    Yum, looks great! Tahini is definitely what makes hummus, not chickpeas, contrary to popular belief. I bet this tastes awesome with the pecans! Clever combination.

    • fedandfit says

      fedandfit —  01/03/2013 At 13:40

      Thank you!!

  2. Noah Matthews says

    Noah Matthews —  01/03/2013 At 21:16

    Reaaly enjoyed reading this. Great photos. Anxious to try this.

    • fedandfit says

      fedandfit —  01/04/2013 At 15:57

      Thanks, Noah!

  3. G.Carroll says

    G.Carroll —  02/28/2013 At 17:20

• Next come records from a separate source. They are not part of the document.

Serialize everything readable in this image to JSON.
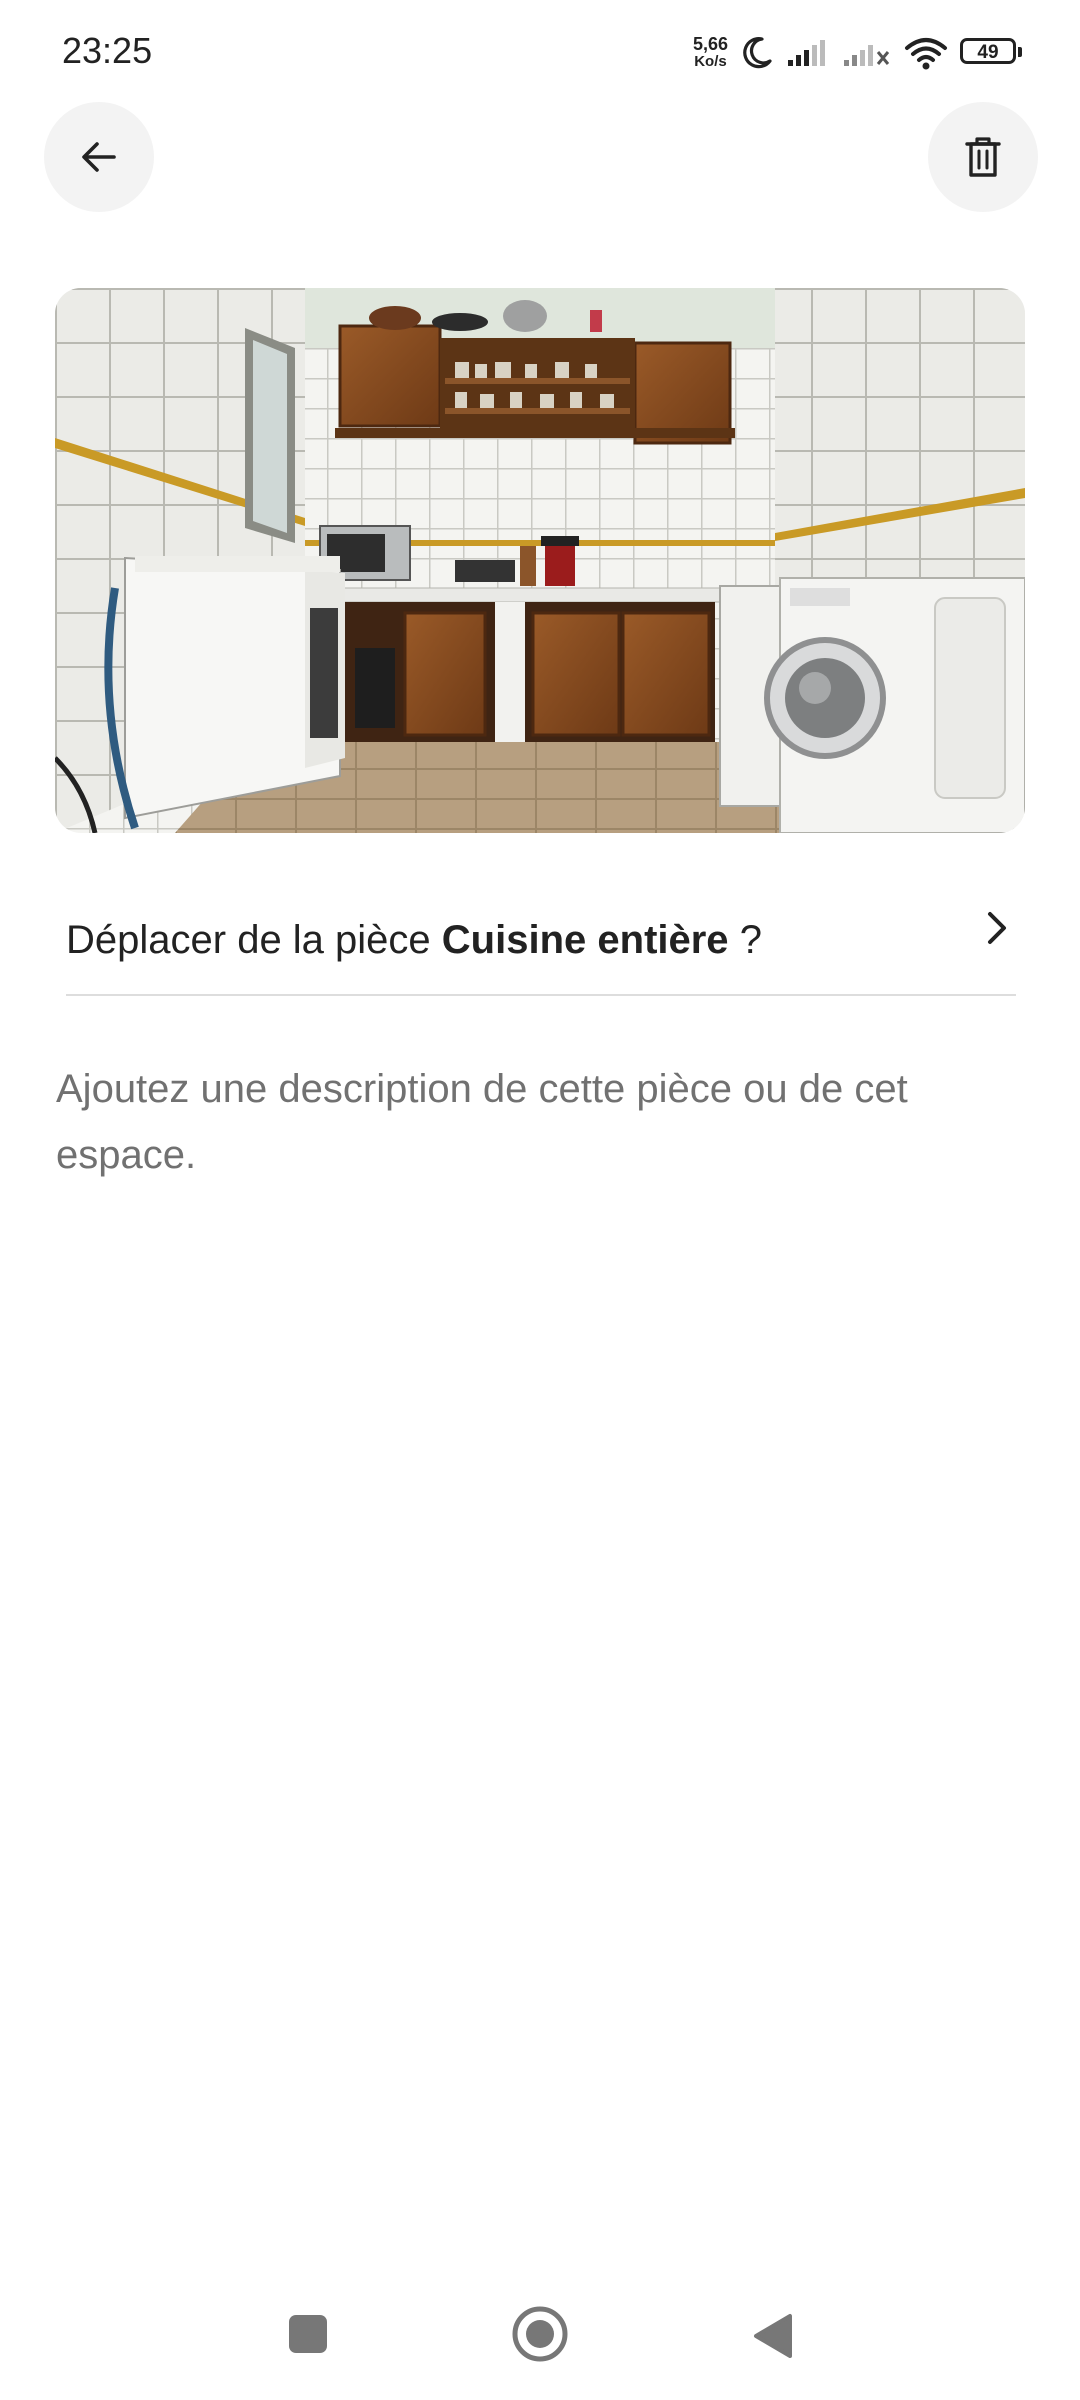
{
  "status_bar": {
    "time": "23:25",
    "net_speed_value": "5,66",
    "net_speed_unit": "Ko/s",
    "battery_level": "49",
    "icons": [
      "moon-icon",
      "signal-icon",
      "signal-no-service-icon",
      "wifi-icon",
      "battery-icon"
    ]
  },
  "header": {
    "back_icon": "arrow-left-icon",
    "delete_icon": "trash-icon"
  },
  "photo": {
    "subject": "kitchen"
  },
  "room_move": {
    "prefix": "Déplacer de la pièce",
    "room_name": "Cuisine entière",
    "suffix": "?",
    "icon": "chevron-right-icon"
  },
  "description": {
    "placeholder": "Ajoutez une description de cette pièce ou de cet espace."
  },
  "nav_bar": {
    "icons": [
      "recent-apps-icon",
      "home-icon",
      "back-icon"
    ]
  },
  "colors": {
    "background": "#ffffff",
    "text": "#222222",
    "muted_text": "#717171",
    "button_bg": "#f3f3f3",
    "divider": "#dddddd"
  }
}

    Considering that the ancient Native Americans ate lots of Beans and Evoo is a Processed Renaissance invention…anyway sounds good. Maybe you just need to get your timing right.

    • fedandfit says

      fedandfit —  02/28/2013 At 17:40

      Good points, G. Carroll! “Paleo” and “Primal” are referenced less in the temporal sense and more in a broad attempt to characterize a food/nutrition theory. If you’re curious and would like more information, Robb Wolf does a wonderful job of walking through the basics with a full explanation of the scientific foundation:

      I hope you found that helpful! If you give the recipe a try, I’d love to know your thoughts. I’m always working to improve. Many thanks for your feedback!

  4. Ryan says

    Ryan —  09/28/2014 At 23:55

    Love this!!! Best way to store it? Both are room temp products but didn’t know if still best stored in the refrigerator. Thank you!

    • Cassy says

      Cassy —  10/02/2014 At 19:54

      Great question, Ryan! I would say room temperature would be okay but I keep mine in the refrigerator.